    How to Care for Stainless Steel Pans

    Caring for stainless pans is actually very simple. As with other materials, let your cookware cool completely before placing in the sink and clean with mild dish soap and the soft side of a sponge. If you have some tough debris, a rainbow stain, or just need some extra help, use our Make It New Cleaner or Bar Keepers Friend.

    To maintain the shine of your stainless frying pan for years to come, here are some additional maintenance tips:

    • Do not clean your stainless pan in the dishwasher.

    • To avoid water spots, dry your pan immediately after washing with a microfiber cloth.

    • If you stack your pans in a drawer or cupboard, place a dish towel, trivet, or cloth napkin between each pan to prevent scratches.

    For more ways to keep your pans shiny and at optimal performance for years to come, check out our complete guide to maintaining Stainless Clad Cookware.

    How Does Stainless Steel Compare to Other Cookware?

    frying pans non stick and stainless

    If you already have a variety of other pans, you may wonder what sets stainless steel apart from the others in your kitchen and if it's worth adding to your collection. Here’s how it stacks up, and why we think it’s a must-have.


    From an aesthetic standpoint, it can be hard to discern between Stainless Steel and aluminum pans. Both are shiny, silver, metallic pans without a coating—but that’s about where their similarities end. While aluminum is a great heat conductor, pure aluminum pans are cheap to purchase and even cheaper to produce, which results in pans that wear out quickly and need to be replaced often.

    Meanwhile, 18/10 stainless steel is extremely durable and can last for years when properly maintained. We highly recommend Stainless Steel over aluminum—it may be more costly upfront, but you won’t have to replace your pan after 2 years. For more information on why we recommend one over the other, check out our guide to Aluminum vs. Stainless Steel Cookware.

    Carbon Steel

    Since carbon steel pans are described as a combination of the best parts of cast iron and stainless steel, it’s worth wondering if these are both necessary to own. Especially considering the similarities don't stop there—carbon steel and stainless steel are both oven safe, boast incredible heat retention, are induction-compatible, and can handle anything from slow sautés to high-heat sears.

    These pans have similar advantages, but that doesn’t mean they can replace one another. We recommend using both these pans as building blocks of your cookware collection, and thinking of them like complements instead of competitors. You can find out more about how these two compare in our guide to carbon steel vs. stainless steel cookware.

    Non Stick

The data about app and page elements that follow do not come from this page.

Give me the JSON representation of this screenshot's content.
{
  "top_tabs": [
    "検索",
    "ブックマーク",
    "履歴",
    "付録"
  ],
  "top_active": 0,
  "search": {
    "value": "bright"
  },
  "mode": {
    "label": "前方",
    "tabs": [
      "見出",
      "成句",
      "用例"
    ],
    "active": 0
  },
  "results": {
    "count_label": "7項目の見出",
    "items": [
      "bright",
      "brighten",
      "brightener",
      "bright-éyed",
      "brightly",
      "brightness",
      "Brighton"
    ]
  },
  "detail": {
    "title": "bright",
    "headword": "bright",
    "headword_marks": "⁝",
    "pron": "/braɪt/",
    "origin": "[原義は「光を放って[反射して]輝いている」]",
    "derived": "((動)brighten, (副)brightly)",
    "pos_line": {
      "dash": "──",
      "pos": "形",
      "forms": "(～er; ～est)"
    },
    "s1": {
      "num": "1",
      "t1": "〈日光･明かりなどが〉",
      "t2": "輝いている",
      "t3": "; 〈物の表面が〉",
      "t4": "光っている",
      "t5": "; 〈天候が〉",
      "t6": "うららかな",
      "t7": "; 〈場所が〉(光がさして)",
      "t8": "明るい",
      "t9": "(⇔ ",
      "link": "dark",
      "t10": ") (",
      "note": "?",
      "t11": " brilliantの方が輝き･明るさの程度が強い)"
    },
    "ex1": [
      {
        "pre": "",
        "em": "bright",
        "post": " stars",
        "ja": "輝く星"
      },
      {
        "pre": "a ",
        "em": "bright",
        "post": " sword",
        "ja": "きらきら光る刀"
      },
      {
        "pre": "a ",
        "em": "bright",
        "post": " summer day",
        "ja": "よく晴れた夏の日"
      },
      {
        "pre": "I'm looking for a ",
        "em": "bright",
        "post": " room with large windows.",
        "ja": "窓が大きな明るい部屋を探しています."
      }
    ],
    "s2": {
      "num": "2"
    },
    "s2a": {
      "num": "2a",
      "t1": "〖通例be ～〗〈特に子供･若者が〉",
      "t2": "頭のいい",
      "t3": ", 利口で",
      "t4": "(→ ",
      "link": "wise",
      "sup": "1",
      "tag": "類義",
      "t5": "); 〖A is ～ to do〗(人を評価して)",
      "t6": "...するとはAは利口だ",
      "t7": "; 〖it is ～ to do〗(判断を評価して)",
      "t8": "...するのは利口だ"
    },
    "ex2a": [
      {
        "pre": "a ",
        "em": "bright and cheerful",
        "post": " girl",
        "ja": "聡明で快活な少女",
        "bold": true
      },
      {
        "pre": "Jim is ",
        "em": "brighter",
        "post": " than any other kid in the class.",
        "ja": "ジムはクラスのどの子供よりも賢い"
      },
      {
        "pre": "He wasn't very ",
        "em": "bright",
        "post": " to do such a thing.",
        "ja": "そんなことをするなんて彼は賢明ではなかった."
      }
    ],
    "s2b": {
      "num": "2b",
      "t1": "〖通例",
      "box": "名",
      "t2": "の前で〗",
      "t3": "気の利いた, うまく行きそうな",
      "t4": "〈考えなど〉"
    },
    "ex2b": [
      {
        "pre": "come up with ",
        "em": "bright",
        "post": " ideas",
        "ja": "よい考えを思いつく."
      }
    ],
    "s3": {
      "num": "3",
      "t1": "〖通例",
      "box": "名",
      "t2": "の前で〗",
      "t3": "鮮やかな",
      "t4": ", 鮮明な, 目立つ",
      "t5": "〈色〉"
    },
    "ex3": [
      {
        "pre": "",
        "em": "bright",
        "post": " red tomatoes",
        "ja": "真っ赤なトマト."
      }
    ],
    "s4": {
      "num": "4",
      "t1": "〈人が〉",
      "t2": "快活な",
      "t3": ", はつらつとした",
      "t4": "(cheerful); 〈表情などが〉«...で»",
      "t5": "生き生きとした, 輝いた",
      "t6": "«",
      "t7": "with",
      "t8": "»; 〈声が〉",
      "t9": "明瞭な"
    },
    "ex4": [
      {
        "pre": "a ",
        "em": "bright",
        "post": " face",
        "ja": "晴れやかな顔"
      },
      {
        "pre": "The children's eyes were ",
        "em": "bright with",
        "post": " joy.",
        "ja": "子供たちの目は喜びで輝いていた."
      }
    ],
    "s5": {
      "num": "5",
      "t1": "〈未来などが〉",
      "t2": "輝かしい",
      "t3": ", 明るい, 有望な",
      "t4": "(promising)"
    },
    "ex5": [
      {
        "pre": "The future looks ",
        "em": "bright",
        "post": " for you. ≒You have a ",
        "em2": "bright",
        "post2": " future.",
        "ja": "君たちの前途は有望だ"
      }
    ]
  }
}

    Of the materials that stainless steel is compared to, non stick is the one with the least similarities. Non stick has a durable no-stick coating to provide its signature slick surface, while stainless steel has no coating and its cooking surface is the metal itself.

    Non stick should be used for more delicate foods, like scrambled eggs or fish, while stainless can handle just about anything else.

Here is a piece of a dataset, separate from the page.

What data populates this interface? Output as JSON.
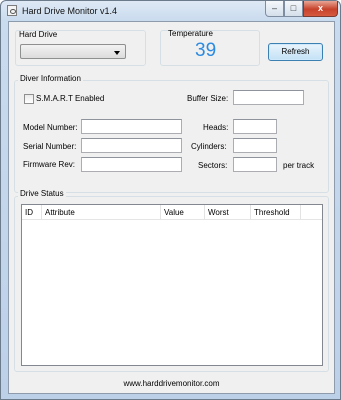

    You shouldn’t feel like you have to choose between these pans—they serve vastly different purposes in the kitchen. We cover more of them in our guide to non stick vs. stainless steel cookware.

    How Much Is a  Stainless Steel Frying Pan?

    stainless steel on electric stove

    Depending on the construction materials and quality, a stainless steel pan can range anywhere from $50 to upwards of $200 or more. Since these pans last for years with proper maintenance, think of them as an investment piece that will serve you well for many, many meals to come.

    Ready to Shop?

    Now that you’re equipped with everything you need to know about buying a stainless steel pan, all that’s left to do is actually purchase one.

    Our Stainless Clad Pans are what landed us in some of the world’s best kitchens, and once you join the over 16,000 home cooks who have added it to their cookware collection, you’re sure to see why.